▶ _WORK ORDER_
The records are to be copied word for word, and the pictures dropped.

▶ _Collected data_
-- Opening Marker --

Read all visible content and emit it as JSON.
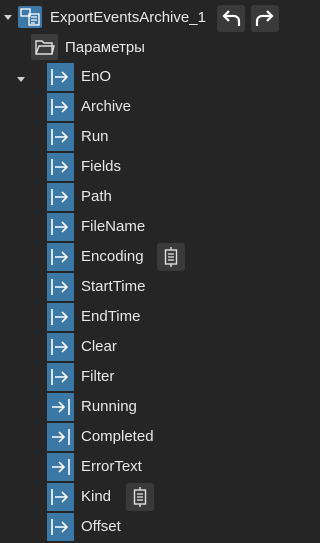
{
  "root": {
    "label": "ExportEventsArchive_1",
    "expanded": true,
    "icon": "function-block-icon",
    "undo_icon": "undo-icon",
    "redo_icon": "redo-icon"
  },
  "parameters_group": {
    "label": "Параметры",
    "expanded": true,
    "icon": "folder-icon"
  },
  "parameters": [
    {
      "label": "EnO",
      "icon": "input-pin-icon",
      "has_enum_button": false
    },
    {
      "label": "Archive",
      "icon": "input-pin-icon",
      "has_enum_button": false
    },
    {
      "label": "Run",
      "icon": "input-pin-icon",
      "has_enum_button": false
    },
    {
      "label": "Fields",
      "icon": "input-pin-icon",
      "has_enum_button": false
    },
    {
      "label": "Path",
      "icon": "input-pin-icon",
      "has_enum_button": false
    },
    {
      "label": "FileName",
      "icon": "input-pin-icon",
      "has_enum_button": false
    },
    {
      "label": "Encoding",
      "icon": "input-pin-icon",
      "has_enum_button": true
    },
    {
      "label": "StartTime",
      "icon": "input-pin-icon",
      "has_enum_button": false
    },
    {
      "label": "EndTime",
      "icon": "input-pin-icon",
      "has_enum_button": false
    },
    {
      "label": "Clear",
      "icon": "input-pin-icon",
      "has_enum_button": false
    },
    {
      "label": "Filter",
      "icon": "input-pin-icon",
      "has_enum_button": false
    },
    {
      "label": "Running",
      "icon": "output-pin-icon",
      "has_enum_button": false
    },
    {
      "label": "Completed",
      "icon": "output-pin-icon",
      "has_enum_button": false
    },
    {
      "label": "ErrorText",
      "icon": "output-pin-icon",
      "has_enum_button": false
    },
    {
      "label": "Kind",
      "icon": "input-pin-icon",
      "has_enum_button": true
    },
    {
      "label": "Offset",
      "icon": "input-pin-icon",
      "has_enum_button": false
    }
  ],
  "colors": {
    "background": "#252526",
    "pin_icon_bg": "#3b78a6",
    "text": "#e8e8e8",
    "button_bg": "#3a3a3b"
  }
}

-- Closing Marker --

▶ _REPLY_
Read all visible content and emit it as JSON.
{
  "root": {
    "label": "ExportEventsArchive_1",
    "expanded": true,
    "icon": "function-block-icon",
    "undo_icon": "undo-icon",
    "redo_icon": "redo-icon"
  },
  "parameters_group": {
    "label": "Параметры",
    "expanded": true,
    "icon": "folder-icon"
  },
  "parameters": [
    {
      "label": "EnO",
      "icon": "input-pin-icon",
      "has_enum_button": false
    },
    {
      "label": "Archive",
      "icon": "input-pin-icon",
      "has_enum_button": false
    },
    {
      "label": "Run",
      "icon": "input-pin-icon",
      "has_enum_button": false
    },
    {
      "label": "Fields",
      "icon": "input-pin-icon",
      "has_enum_button": false
    },
    {
      "label": "Path",
      "icon": "input-pin-icon",
      "has_enum_button": false
    },
    {
      "label": "FileName",
      "icon": "input-pin-icon",
      "has_enum_button": false
    },
    {
      "label": "Encoding",
      "icon": "input-pin-icon",
      "has_enum_button": true
    },
    {
      "label": "StartTime",
      "icon": "input-pin-icon",
      "has_enum_button": false
    },
    {
      "label": "EndTime",
      "icon": "input-pin-icon",
      "has_enum_button": false
    },
    {
      "label": "Clear",
      "icon": "input-pin-icon",
      "has_enum_button": false
    },
    {
      "label": "Filter",
      "icon": "input-pin-icon",
      "has_enum_button": false
    },
    {
      "label": "Running",
      "icon": "output-pin-icon",
      "has_enum_button": false
    },
    {
      "label": "Completed",
      "icon": "output-pin-icon",
      "has_enum_button": false
    },
    {
      "label": "ErrorText",
      "icon": "output-pin-icon",
      "has_enum_button": false
    },
    {
      "label": "Kind",
      "icon": "input-pin-icon",
      "has_enum_button": true
    },
    {
      "label": "Offset",
      "icon": "input-pin-icon",
      "has_enum_button": false
    }
  ],
  "colors": {
    "background": "#252526",
    "pin_icon_bg": "#3b78a6",
    "text": "#e8e8e8",
    "button_bg": "#3a3a3b"
  }
}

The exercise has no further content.